[WHAT NEEDS TO BE DONE]:
Your answer consists of the lines in the data that contain "стоп". Copy each of them.

────────────────────────────────────────

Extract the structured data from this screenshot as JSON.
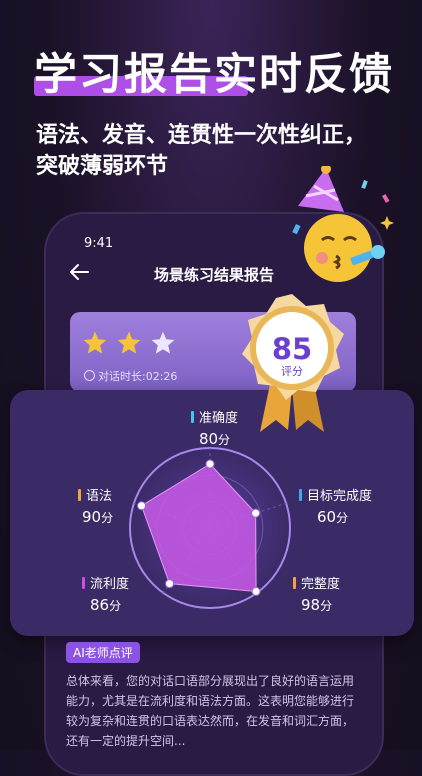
{
  "promo": {
    "headline": "学习报告实时反馈",
    "subheadline": "语法、发音、连贯性一次性纠正，突破薄弱环节"
  },
  "phone": {
    "status_time": "9:41",
    "title": "场景练习结果报告",
    "stars": {
      "filled": 2,
      "total": 3
    },
    "duration": "对话时长:02:26",
    "score": "85",
    "score_label": "评分"
  },
  "metrics": [
    {
      "name": "准确度",
      "value": "80",
      "unit": "分",
      "score": 80,
      "color": "#3fc7ef"
    },
    {
      "name": "目标完成度",
      "value": "60",
      "unit": "分",
      "score": 60,
      "color": "#3fa7ef"
    },
    {
      "name": "完整度",
      "value": "98",
      "unit": "分",
      "score": 98,
      "color": "#f0a340"
    },
    {
      "name": "流利度",
      "value": "86",
      "unit": "分",
      "score": 86,
      "color": "#d24be0"
    },
    {
      "name": "语法",
      "value": "90",
      "unit": "分",
      "score": 90,
      "color": "#f0a340"
    }
  ],
  "ai": {
    "badge": "AI老师点评",
    "text": "总体来看，您的对话口语部分展现出了良好的语言运用能力，尤其是在流利度和语法方面。这表明您能够进行较为复杂和连贯的口语表达然而，在发音和词汇方面，还有一定的提升空间..."
  },
  "icons": {
    "back": "back-arrow-icon",
    "star": "star-icon",
    "clock": "clock-icon",
    "medal": "medal-icon",
    "emoji": "party-emoji-icon"
  },
  "colors": {
    "accent": "#b552f0",
    "card": "#3a2a66",
    "star": "#f6c437"
  }
}
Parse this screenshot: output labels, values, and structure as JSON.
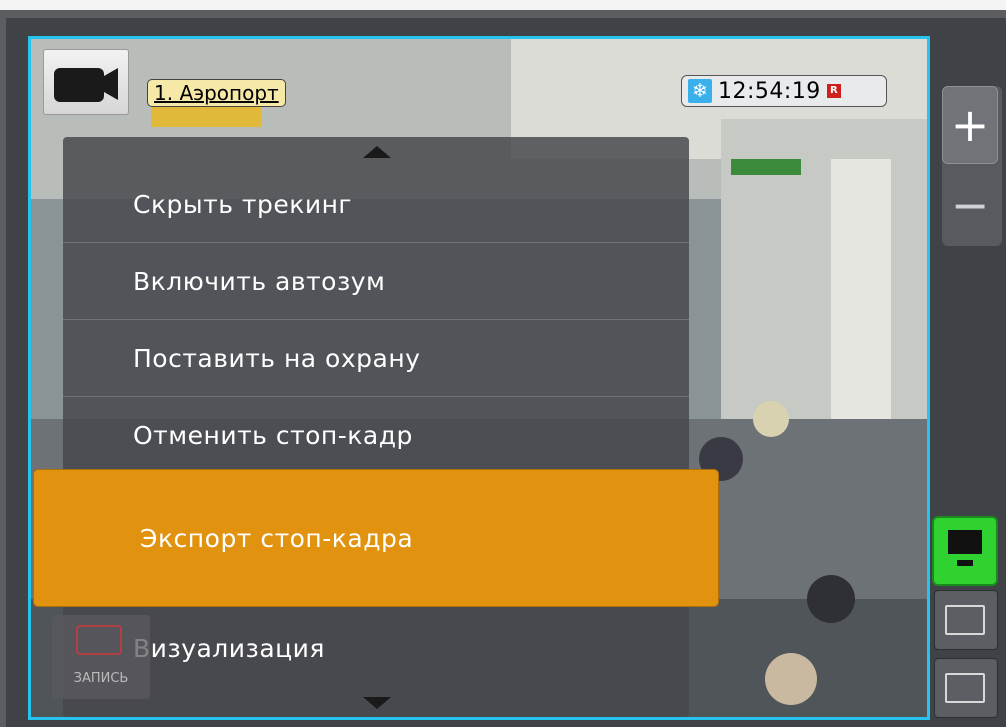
{
  "camera": {
    "label": "1. Аэропорт",
    "time": "12:54:19",
    "rec_mark": "R"
  },
  "menu": {
    "items": [
      {
        "label": "Скрыть трекинг"
      },
      {
        "label": "Включить автозум"
      },
      {
        "label": "Поставить на охрану"
      },
      {
        "label": "Отменить стоп-кадр"
      },
      {
        "label": "Экспорт стоп-кадра"
      },
      {
        "label": "Визуализация"
      }
    ]
  },
  "record": {
    "caption": "ЗАПИСЬ"
  },
  "controls": {
    "zoom_in": "+",
    "zoom_out": "−"
  },
  "colors": {
    "tile_border": "#25c4ee",
    "highlight": "#e1920f",
    "live_button": "#30d232"
  }
}
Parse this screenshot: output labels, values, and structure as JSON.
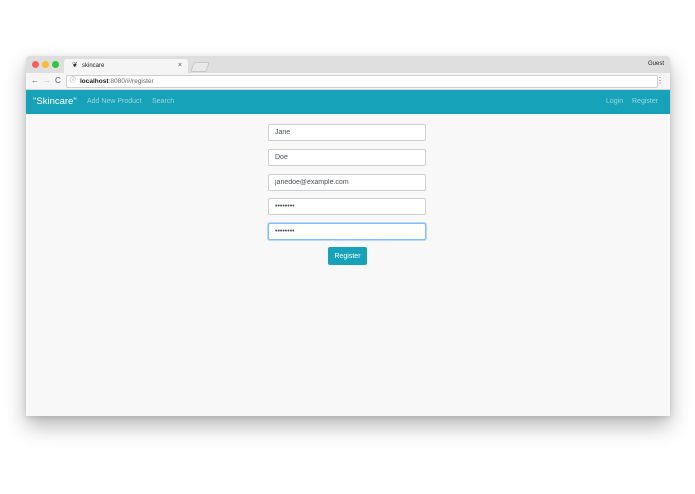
{
  "browser": {
    "tab_title": "skincare",
    "tab_close": "×",
    "profile_label": "Guest",
    "url_host": "localhost",
    "url_path": ":8080/#/register",
    "nav": {
      "back": "←",
      "forward": "→",
      "reload": "C"
    },
    "info_icon": "ⓘ",
    "menu": "⋮"
  },
  "navbar": {
    "brand": "\"Skincare\"",
    "links": [
      "Add New Product",
      "Search"
    ],
    "right_links": [
      "Login",
      "Register"
    ],
    "color": "#16a2b8"
  },
  "form": {
    "first_name": {
      "value": "Jane"
    },
    "last_name": {
      "value": "Doe"
    },
    "email": {
      "value": "janedoe@example.com"
    },
    "password": {
      "value": "••••••••"
    },
    "confirm_password": {
      "value": "••••••••",
      "focused": true
    },
    "submit_label": "Register"
  }
}
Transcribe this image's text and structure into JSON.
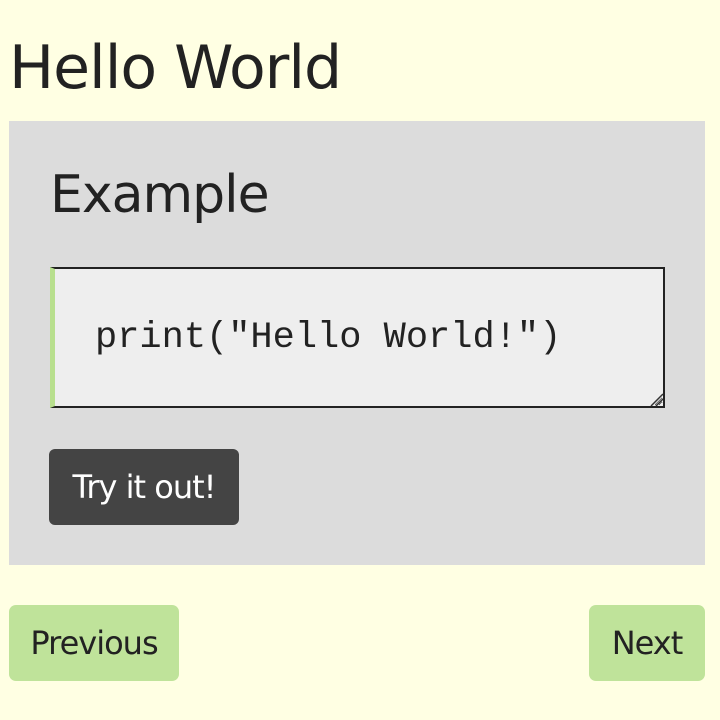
{
  "page": {
    "title": "Hello World"
  },
  "example": {
    "heading": "Example",
    "code": "print(\"Hello World!\")",
    "try_button_label": "Try it out!"
  },
  "navigation": {
    "previous_label": "Previous",
    "next_label": "Next"
  },
  "colors": {
    "page_background": "#ffffe3",
    "panel_background": "#dcdcdc",
    "code_background": "#eeeeee",
    "accent_green": "#b8df8e",
    "nav_button_background": "#bfe39a",
    "try_button_background": "#444444"
  },
  "icons": {
    "resize_handle": "resize-handle-icon"
  }
}
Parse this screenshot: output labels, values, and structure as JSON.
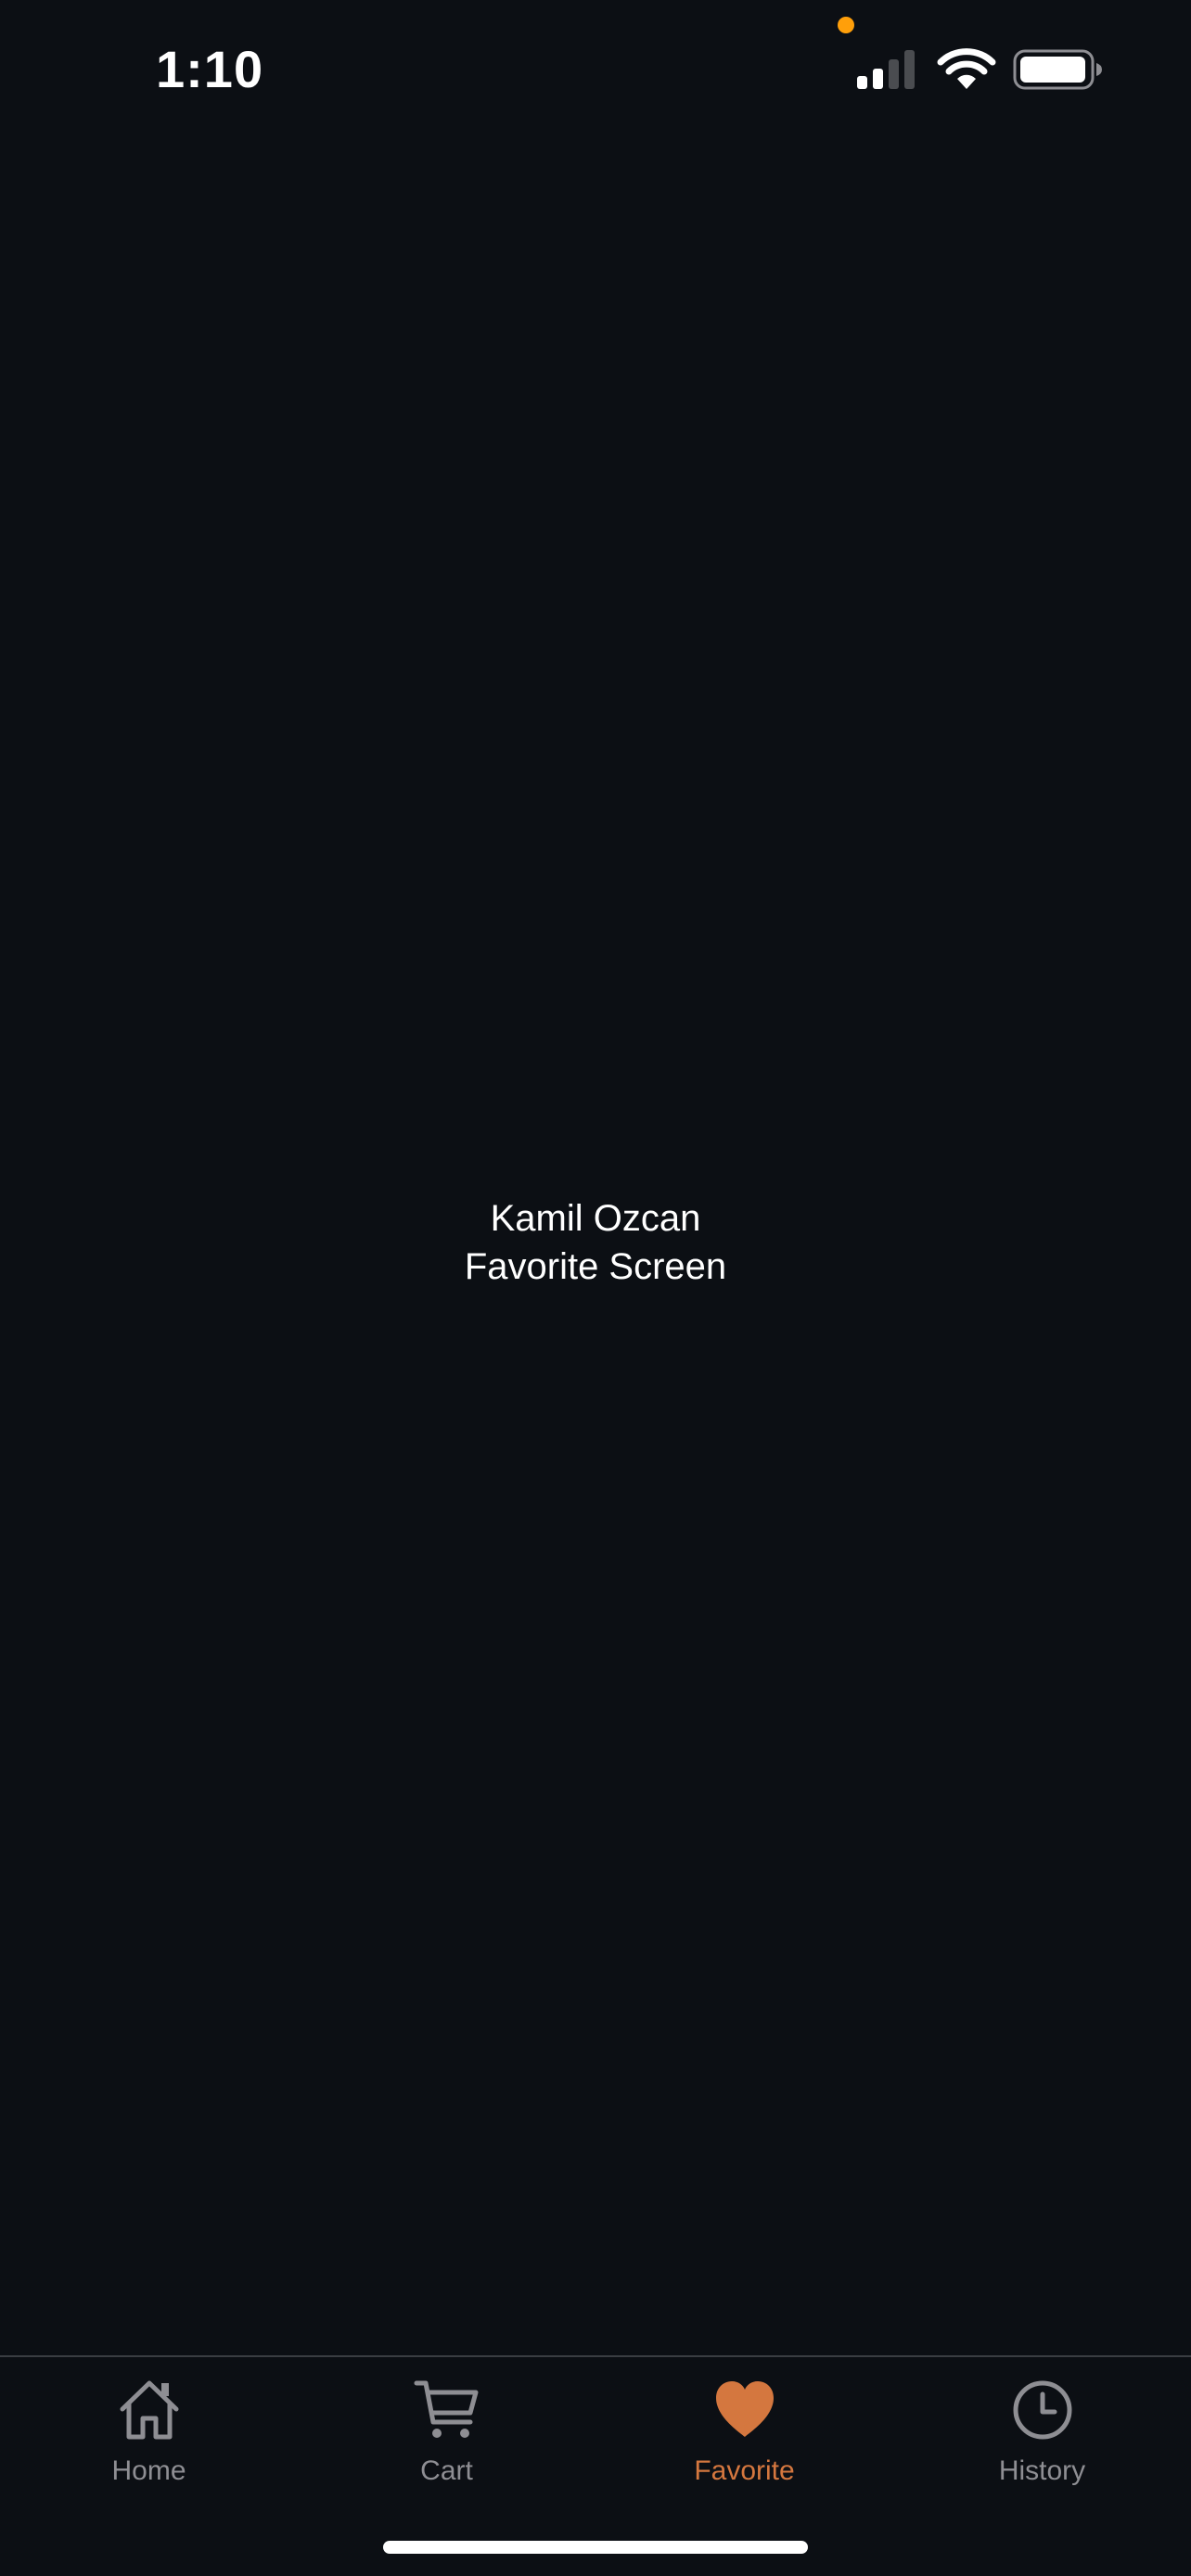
{
  "status_bar": {
    "time": "1:10",
    "icons": [
      "signal-icon",
      "wifi-icon",
      "battery-icon"
    ],
    "privacy_indicator_color": "#ff9f0a"
  },
  "main": {
    "line1": "Kamil Ozcan",
    "line2": "Favorite Screen"
  },
  "tab_bar": {
    "items": [
      {
        "label": "Home",
        "icon": "home-icon",
        "active": false
      },
      {
        "label": "Cart",
        "icon": "cart-icon",
        "active": false
      },
      {
        "label": "Favorite",
        "icon": "heart-icon",
        "active": true
      },
      {
        "label": "History",
        "icon": "clock-icon",
        "active": false
      }
    ],
    "active_color": "#d4773f",
    "inactive_color": "#8e8e93"
  },
  "colors": {
    "background": "#0c0f14",
    "text": "#ffffff"
  }
}
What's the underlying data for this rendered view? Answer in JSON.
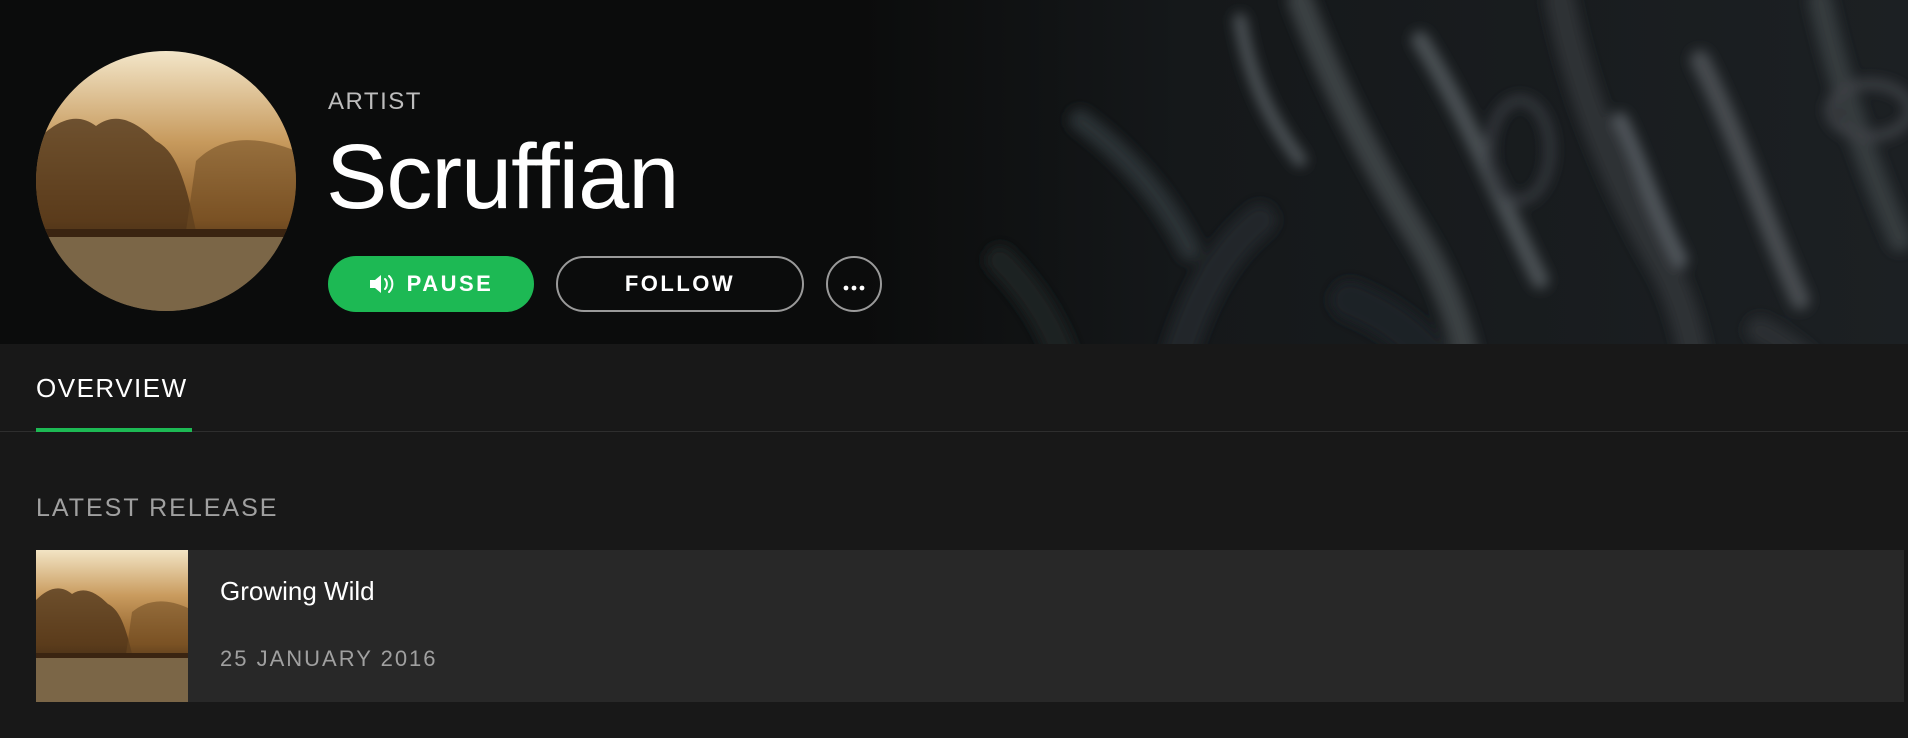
{
  "header": {
    "type_label": "ARTIST",
    "artist_name": "Scruffian",
    "background_color": "#0b0c0c"
  },
  "actions": {
    "pause_label": "PAUSE",
    "pause_icon": "volume-icon",
    "follow_label": "FOLLOW",
    "more_icon": "more-options-icon",
    "accent_color": "#1db954"
  },
  "tabs": [
    {
      "label": "OVERVIEW",
      "active": true
    }
  ],
  "latest_release": {
    "section_title": "LATEST RELEASE",
    "title": "Growing Wild",
    "date": "25 JANUARY 2016"
  }
}
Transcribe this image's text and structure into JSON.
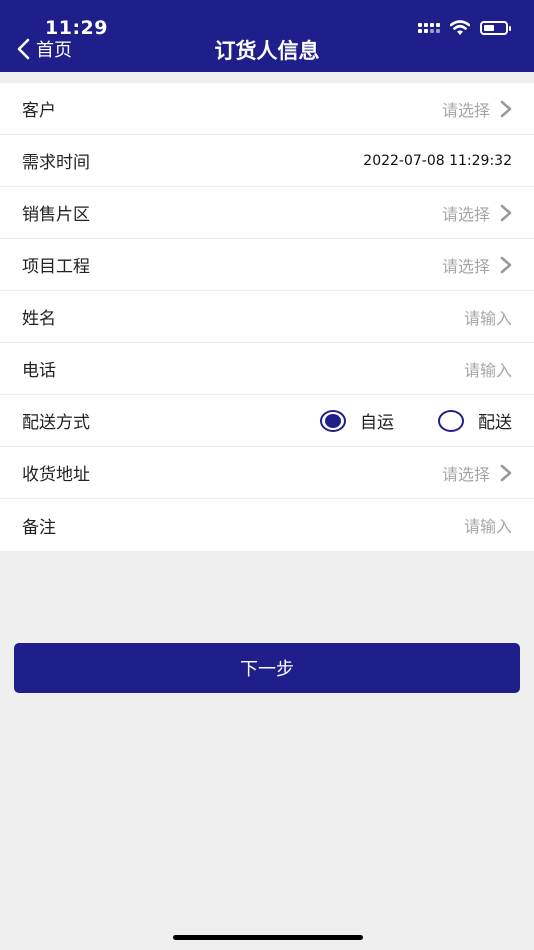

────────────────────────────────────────

[SOLUTION]:
        "label": "Отменить стоп-кадр"
        "label": "Экспорт стоп-кадра"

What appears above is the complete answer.